Xestia atrata (Morrison, 1874)
Xestia atrata is a rarely collected medium to large noctuid moth (FW length 15 - 21 mm) with broad powdery dark brown wings with faint markings that flies in eastern British Columbia during the summer in our region. The forewing color is nearly even. The transverse lines are very faintly darker, as are the orbicular and reniform spot. The tips of the teeth of the postmedial line are marked by a series of pale spots in some specimens, and distal costal and outer margins are marked by a series of pale dots. The hindwing is dark gray with a thin dark terminal line and concolorous fringe. The head and thorax match the forewing. The male antenna is bead-like.
This species can be identified by its broad wing shape and nearly unmarked brown forewing. It is most similar to Xestia ursae, but the ranges of these species are not known to overlap at present, although it is plausible that both occur in northern British Columbia. They can be distinguished by the black spots on the forewing of X. ursae. Similarly, X. atrata can be told from Graphiphora augur, another dull dark brown species, by the absence of black-outlined spots.

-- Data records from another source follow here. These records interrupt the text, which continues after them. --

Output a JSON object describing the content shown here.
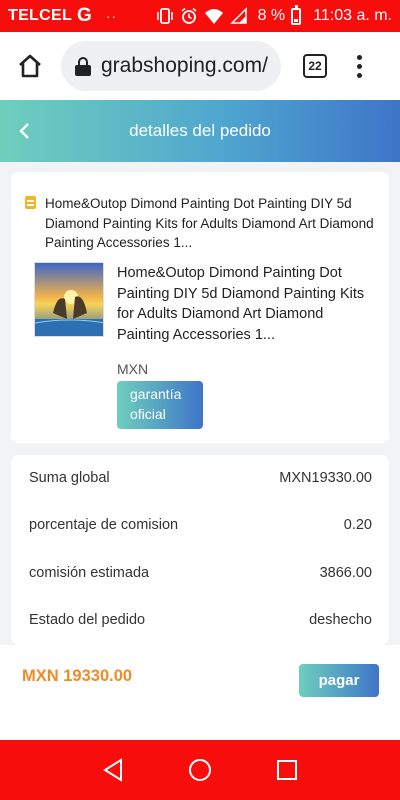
{
  "status_bar": {
    "carrier": "TELCEL",
    "network": "G",
    "dots": "··",
    "battery_percent": "8 %",
    "time": "11:03 a. m.",
    "icons": [
      "vibrate-icon",
      "alarm-icon",
      "wifi-icon",
      "signal-icon",
      "battery-icon"
    ]
  },
  "browser": {
    "url": "grabshoping.com/",
    "tab_count": "22"
  },
  "header": {
    "title": "detalles del pedido"
  },
  "order": {
    "store_name": "Home&Outop Dimond Painting Dot Painting DIY 5d Diamond Painting Kits for Adults Diamond Art Diamond Painting Accessories 1...",
    "product_title": "Home&Outop Dimond Painting Dot Painting DIY 5d Diamond Painting Kits for Adults Diamond Art Diamond Painting Accessories 1...",
    "product_price": "MXN",
    "badge": "garantía oficial"
  },
  "summary": {
    "rows": [
      {
        "label": "Suma global",
        "value": "MXN19330.00"
      },
      {
        "label": "porcentaje de comision",
        "value": "0.20"
      },
      {
        "label": "comisión estimada",
        "value": "3866.00"
      },
      {
        "label": "Estado del pedido",
        "value": "deshecho"
      }
    ]
  },
  "footer": {
    "total": "MXN 19330.00",
    "pay_label": "pagar"
  },
  "colors": {
    "status_red": "#f80d0d",
    "gradient_start": "#6ecfbd",
    "gradient_end": "#3e75c9",
    "total_orange": "#f08a24"
  }
}
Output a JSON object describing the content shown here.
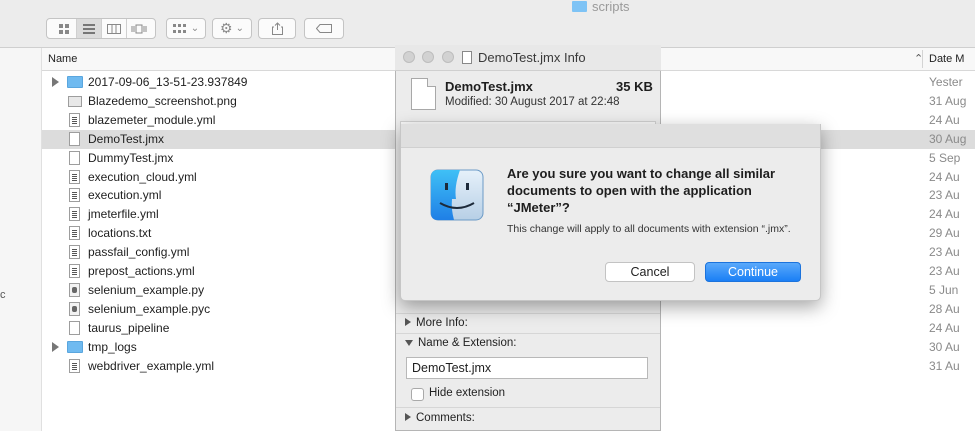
{
  "window": {
    "folder_title": "scripts"
  },
  "list": {
    "header_name": "Name",
    "header_date": "Date M",
    "rows": [
      {
        "name": "2017-09-06_13-51-23.937849",
        "date": "Yester",
        "icon": "folder-icon",
        "expandable": true,
        "selected": false
      },
      {
        "name": "Blazedemo_screenshot.png",
        "date": "31 Aug",
        "icon": "image-file-icon",
        "expandable": false,
        "selected": false
      },
      {
        "name": "blazemeter_module.yml",
        "date": "24 Au",
        "icon": "text-file-icon",
        "expandable": false,
        "selected": false
      },
      {
        "name": "DemoTest.jmx",
        "date": "30 Aug",
        "icon": "blank-file-icon",
        "expandable": false,
        "selected": true
      },
      {
        "name": "DummyTest.jmx",
        "date": "5 Sep",
        "icon": "blank-file-icon",
        "expandable": false,
        "selected": false
      },
      {
        "name": "execution_cloud.yml",
        "date": "24 Au",
        "icon": "text-file-icon",
        "expandable": false,
        "selected": false
      },
      {
        "name": "execution.yml",
        "date": "23 Au",
        "icon": "text-file-icon",
        "expandable": false,
        "selected": false
      },
      {
        "name": "jmeterfile.yml",
        "date": "24 Au",
        "icon": "text-file-icon",
        "expandable": false,
        "selected": false
      },
      {
        "name": "locations.txt",
        "date": "29 Au",
        "icon": "text-file-icon",
        "expandable": false,
        "selected": false
      },
      {
        "name": "passfail_config.yml",
        "date": "23 Au",
        "icon": "text-file-icon",
        "expandable": false,
        "selected": false
      },
      {
        "name": "prepost_actions.yml",
        "date": "23 Au",
        "icon": "text-file-icon",
        "expandable": false,
        "selected": false
      },
      {
        "name": "selenium_example.py",
        "date": "5 Jun",
        "icon": "python-file-icon",
        "expandable": false,
        "selected": false
      },
      {
        "name": "selenium_example.pyc",
        "date": "28 Au",
        "icon": "python-file-icon",
        "expandable": false,
        "selected": false
      },
      {
        "name": "taurus_pipeline",
        "date": "24 Au",
        "icon": "blank-file-icon",
        "expandable": false,
        "selected": false
      },
      {
        "name": "tmp_logs",
        "date": "30 Au",
        "icon": "folder-icon",
        "expandable": true,
        "selected": false
      },
      {
        "name": "webdriver_example.yml",
        "date": "31 Au",
        "icon": "text-file-icon",
        "expandable": false,
        "selected": false
      }
    ]
  },
  "info": {
    "title": "DemoTest.jmx Info",
    "file_name": "DemoTest.jmx",
    "size": "35 KB",
    "modified": "Modified: 30 August 2017 at 22:48",
    "more_info": "More Info:",
    "name_extension": "Name & Extension:",
    "name_value": "DemoTest.jmx",
    "hide_extension": "Hide extension",
    "comments": "Comments:"
  },
  "alert": {
    "title": "Are you sure you want to change all similar documents to open with the application “JMeter”?",
    "message": "This change will apply to all documents with extension “.jmx”.",
    "cancel": "Cancel",
    "continue": "Continue"
  },
  "colors": {
    "selection": "#dcdcdc",
    "accent": "#1a7ff5",
    "folder": "#6fbaf0"
  }
}
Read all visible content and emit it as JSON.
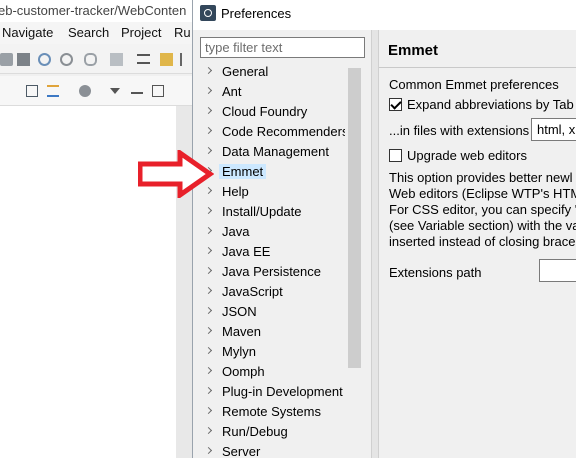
{
  "eclipse": {
    "title_fragment": "eb-customer-tracker/WebConten",
    "menus": [
      "Navigate",
      "Search",
      "Project",
      "Ru"
    ]
  },
  "dialog": {
    "title": "Preferences",
    "filter_placeholder": "type filter text",
    "tree_items": [
      {
        "label": "General"
      },
      {
        "label": "Ant"
      },
      {
        "label": "Cloud Foundry"
      },
      {
        "label": "Code Recommenders"
      },
      {
        "label": "Data Management"
      },
      {
        "label": "Emmet",
        "selected": true
      },
      {
        "label": "Help"
      },
      {
        "label": "Install/Update"
      },
      {
        "label": "Java"
      },
      {
        "label": "Java EE"
      },
      {
        "label": "Java Persistence"
      },
      {
        "label": "JavaScript"
      },
      {
        "label": "JSON"
      },
      {
        "label": "Maven"
      },
      {
        "label": "Mylyn"
      },
      {
        "label": "Oomph"
      },
      {
        "label": "Plug-in Development"
      },
      {
        "label": "Remote Systems"
      },
      {
        "label": "Run/Debug"
      },
      {
        "label": "Server"
      }
    ],
    "page": {
      "title": "Emmet",
      "subtitle": "Common Emmet preferences",
      "expand_label": "Expand abbreviations by Tab",
      "expand_checked": true,
      "extensions_label": "...in files with extensions",
      "extensions_value": "html, x",
      "upgrade_label": "Upgrade web editors",
      "upgrade_checked": false,
      "description": [
        "This option provides better newl",
        "Web editors (Eclipse WTP's HTM",
        "For CSS editor, you can specify '",
        "(see Variable section) with the va",
        "inserted instead of closing brace"
      ],
      "extensions_path_label": "Extensions path",
      "extensions_path_value": ""
    }
  },
  "annotation": {
    "arrow_color": "#e8202a"
  }
}
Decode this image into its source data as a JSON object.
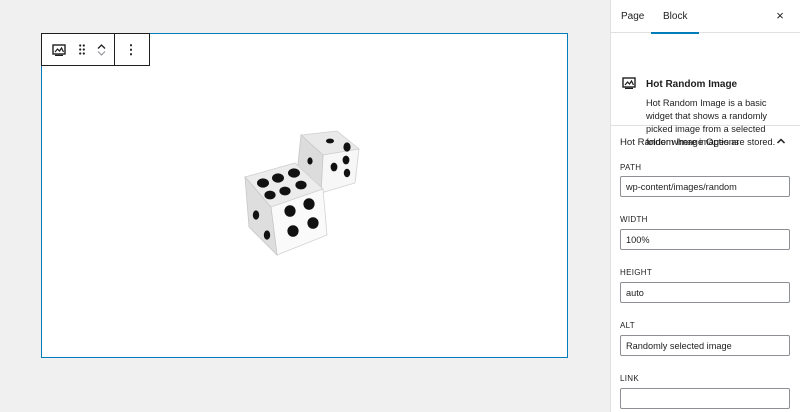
{
  "sidebar": {
    "tabs": [
      {
        "label": "Page"
      },
      {
        "label": "Block"
      }
    ],
    "close_label": "×",
    "block_card": {
      "icon": "widget-image-icon",
      "title": "Hot Random Image",
      "description": "Hot Random Image is a basic widget that shows a randomly picked image from a selected folder where images are stored."
    },
    "panel": {
      "title": "Hot Random Image Options",
      "fields": [
        {
          "label": "PATH",
          "value": "wp-content/images/random"
        },
        {
          "label": "WIDTH",
          "value": "100%"
        },
        {
          "label": "HEIGHT",
          "value": "auto"
        },
        {
          "label": "ALT",
          "value": "Randomly selected image"
        },
        {
          "label": "LINK",
          "value": ""
        }
      ]
    }
  },
  "toolbar": {
    "block_icon": "widget-image-icon",
    "drag_icon": "drag-handle-icon",
    "move_up_icon": "chevron-up-icon",
    "move_down_icon": "chevron-down-icon",
    "more_label": "⋮"
  },
  "block": {
    "image": "dice-image"
  },
  "colors": {
    "accent": "#007cba",
    "border": "#e0e0e0",
    "canvas_bg": "#f0f0f0"
  }
}
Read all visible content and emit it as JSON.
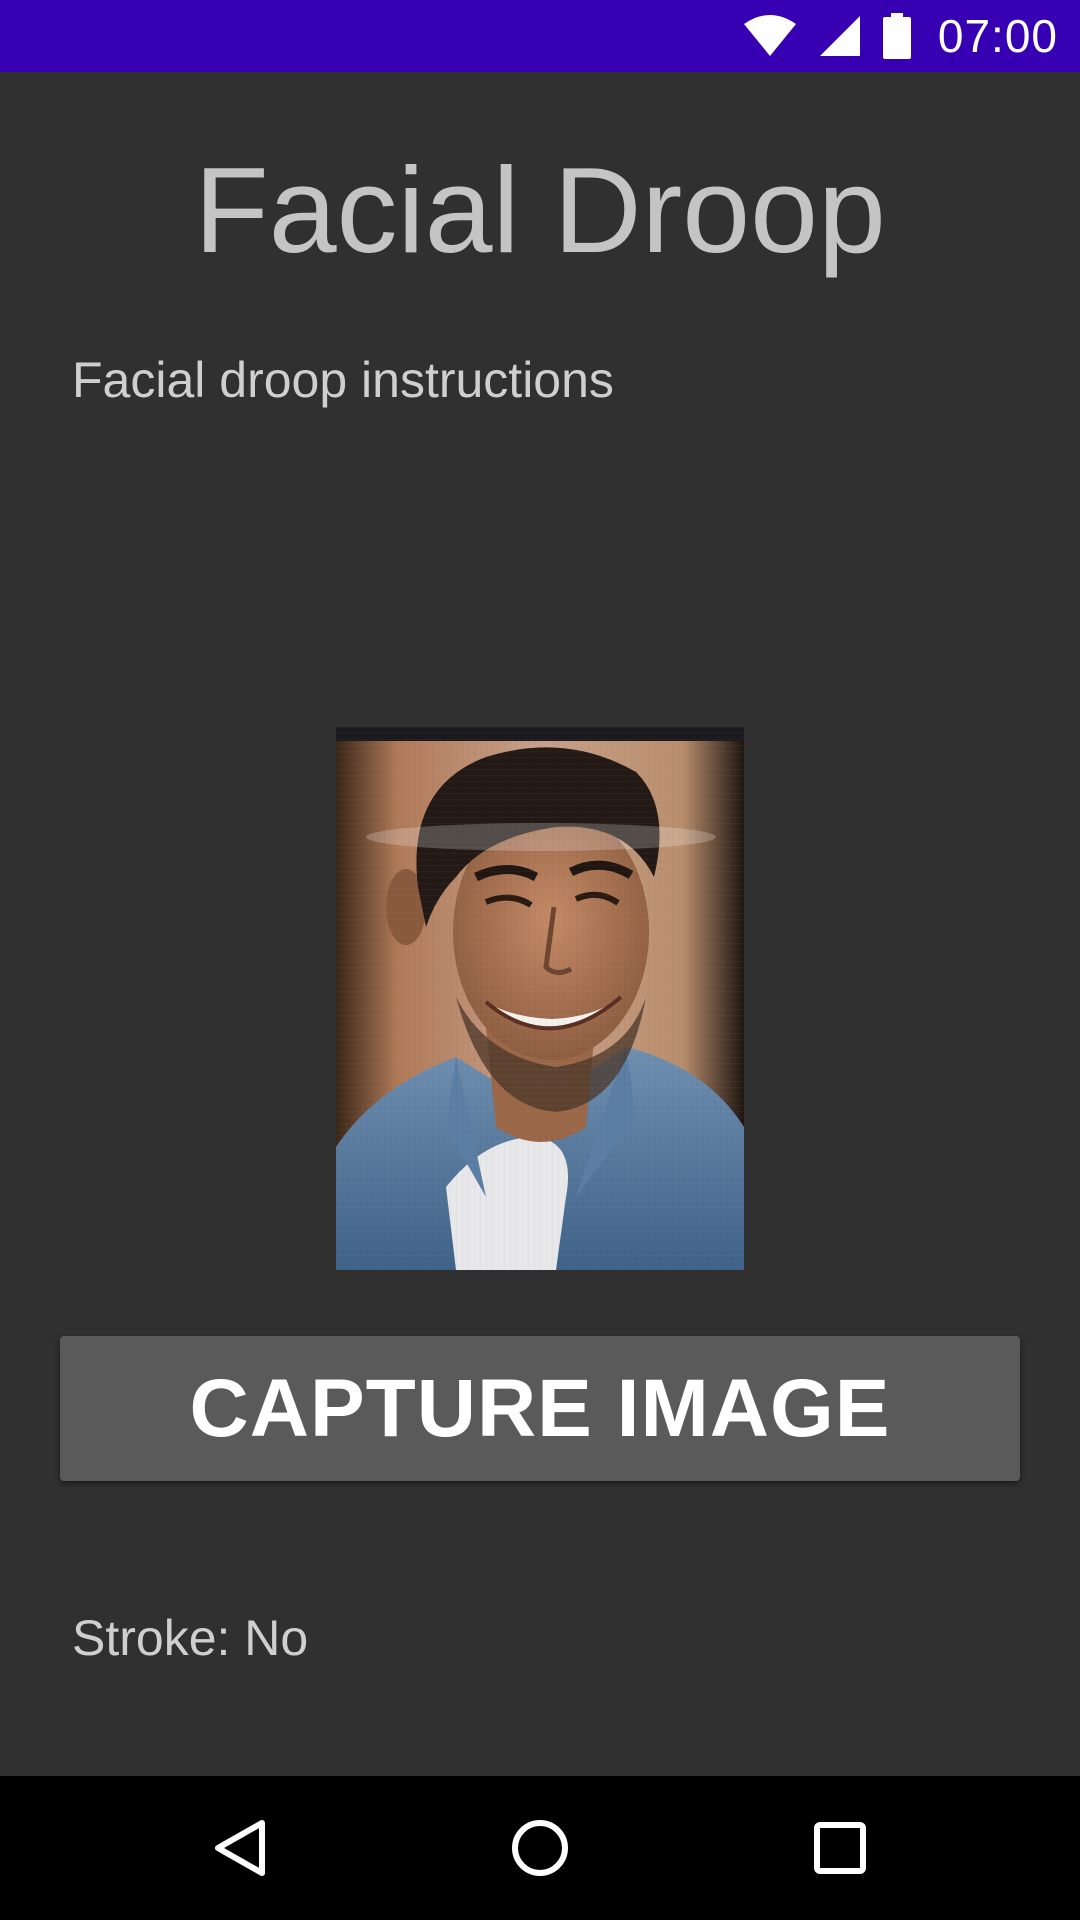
{
  "status_bar": {
    "time": "07:00",
    "icons": [
      "wifi-icon",
      "cell-signal-icon",
      "battery-icon"
    ],
    "background": "#3700b3"
  },
  "main": {
    "title": "Facial Droop",
    "instructions": "Facial droop instructions",
    "capture_button_label": "CAPTURE IMAGE",
    "stroke_result": "Stroke: No"
  },
  "nav_bar": {
    "buttons": [
      "back-icon",
      "home-icon",
      "recents-icon"
    ]
  },
  "colors": {
    "background": "#303030",
    "button": "#5a5a5b",
    "text": "#cfcfcf"
  }
}
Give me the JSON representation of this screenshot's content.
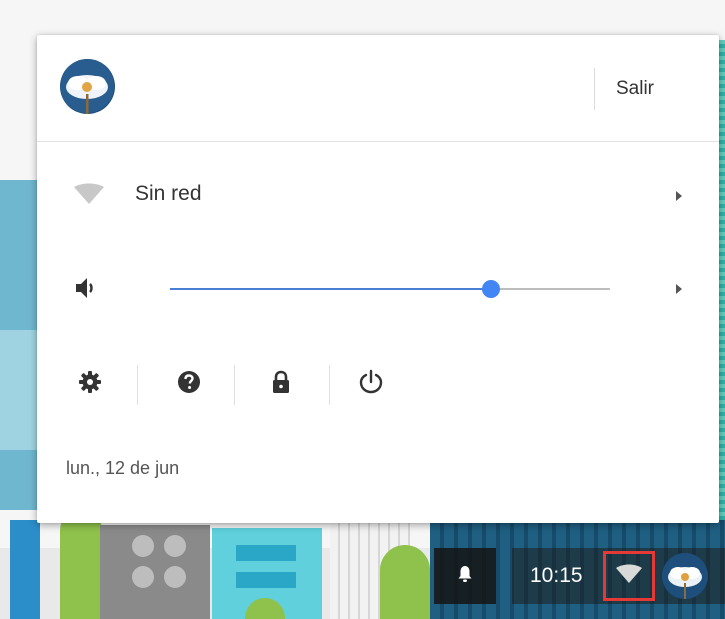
{
  "tray": {
    "signout_label": "Salir",
    "network": {
      "label": "Sin red",
      "icon": "wifi-icon"
    },
    "volume": {
      "icon": "speaker-icon",
      "level": 0.73,
      "accent": "#4285f4"
    },
    "actions": [
      {
        "name": "settings",
        "icon": "gear-icon"
      },
      {
        "name": "help",
        "icon": "help-icon"
      },
      {
        "name": "lock",
        "icon": "lock-icon"
      },
      {
        "name": "power",
        "icon": "power-icon"
      }
    ],
    "date": "lun., 12 de jun"
  },
  "shelf": {
    "time": "10:15",
    "notification_icon": "bell-icon",
    "highlight_color": "#e53935"
  }
}
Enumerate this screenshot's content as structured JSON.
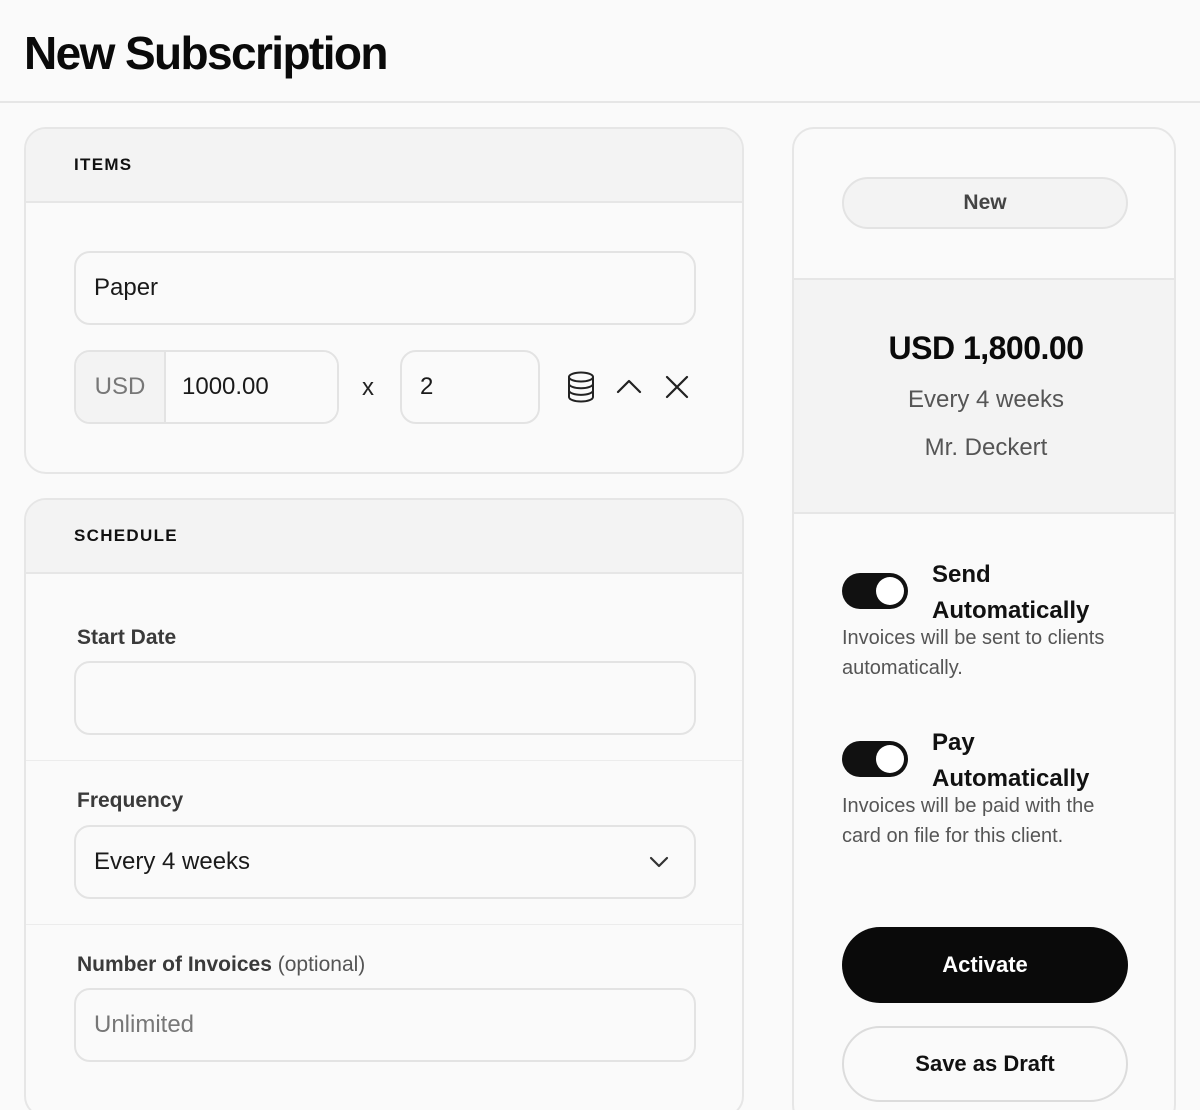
{
  "page": {
    "title": "New Subscription"
  },
  "items_card": {
    "heading": "ITEMS",
    "item": {
      "name": "Paper",
      "currency": "USD",
      "price": "1000.00",
      "multiply_sign": "x",
      "quantity": "2",
      "icons": [
        "database-icon",
        "chevron-up-icon",
        "close-icon"
      ]
    }
  },
  "schedule_card": {
    "heading": "SCHEDULE",
    "start_date": {
      "label": "Start Date",
      "value": ""
    },
    "frequency": {
      "label": "Frequency",
      "selected": "Every 4 weeks"
    },
    "invoices": {
      "label": "Number of Invoices",
      "optional_label": "(optional)",
      "placeholder": "Unlimited"
    }
  },
  "summary": {
    "status": "New",
    "total": "USD 1,800.00",
    "frequency": "Every 4 weeks",
    "client": "Mr. Deckert"
  },
  "settings": {
    "send": {
      "title_line1": "Send",
      "title_line2": "Automatically",
      "description": "Invoices will be sent to clients automatically.",
      "on": true
    },
    "pay": {
      "title_line1": "Pay",
      "title_line2": "Automatically",
      "description": "Invoices will be paid with the card on file for this client.",
      "on": true
    }
  },
  "actions": {
    "activate": "Activate",
    "save_draft": "Save as Draft"
  },
  "colors": {
    "accent": "#0a0a0a",
    "border": "#e6e6e6",
    "panel": "#f3f3f3",
    "background": "#fafafa"
  }
}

The populations of X. atrata are divided into two subspecies by Lafontaine (1998). The nominate subspecies is currently known from British Columbia. The northern subspecies X. a. yukona (McDunnough) is likely to occur in the northern part of the province. It is smaller and paler than X. a. atrata.
Xestia is a large and diverse genus found throughout temperate, alpine, and arctic portions of the Northern Hemisphere. The genus is subdivided into three subgenera, Xestia, Megasema, and Pachnobia, by Lafontaine (1998). The genus is defined by a thumb-like ventral extension called the pollex which arises from the base of the clasper of the male valve. Over half of the North American species are found in the Northwest. Xestia atrata is a member of the subgenus Pachnobia.
This species is occurs in arctic tundra and boreal spruce-fir forests, extending southward at high elevations in the alpine zone of the Rocky Mountain region. It is rare and sporadic in the Pacific Northwest. The habitat in the Northwest is not known.
The range of Xestia atrata is limited to south-eastern British Columbia. However, it is likely that it also occurs in the northern part of the province (Lafontaine 1998).
Xestia atrata has a Holarctic distribution. It occurs in eastern Siberia in the Old World. In North America it has been found from eastern Alaska to Labrador south to Lake Superior and northern New England in the East. The range extends south through the Rocky Mountains to northern Colorado.
No information is presently available regarding larval foodplants of this species.
Xestia atrata flies from late June to early August across its entire range (Lafontaine 1998). It is nocturnal and comes to light.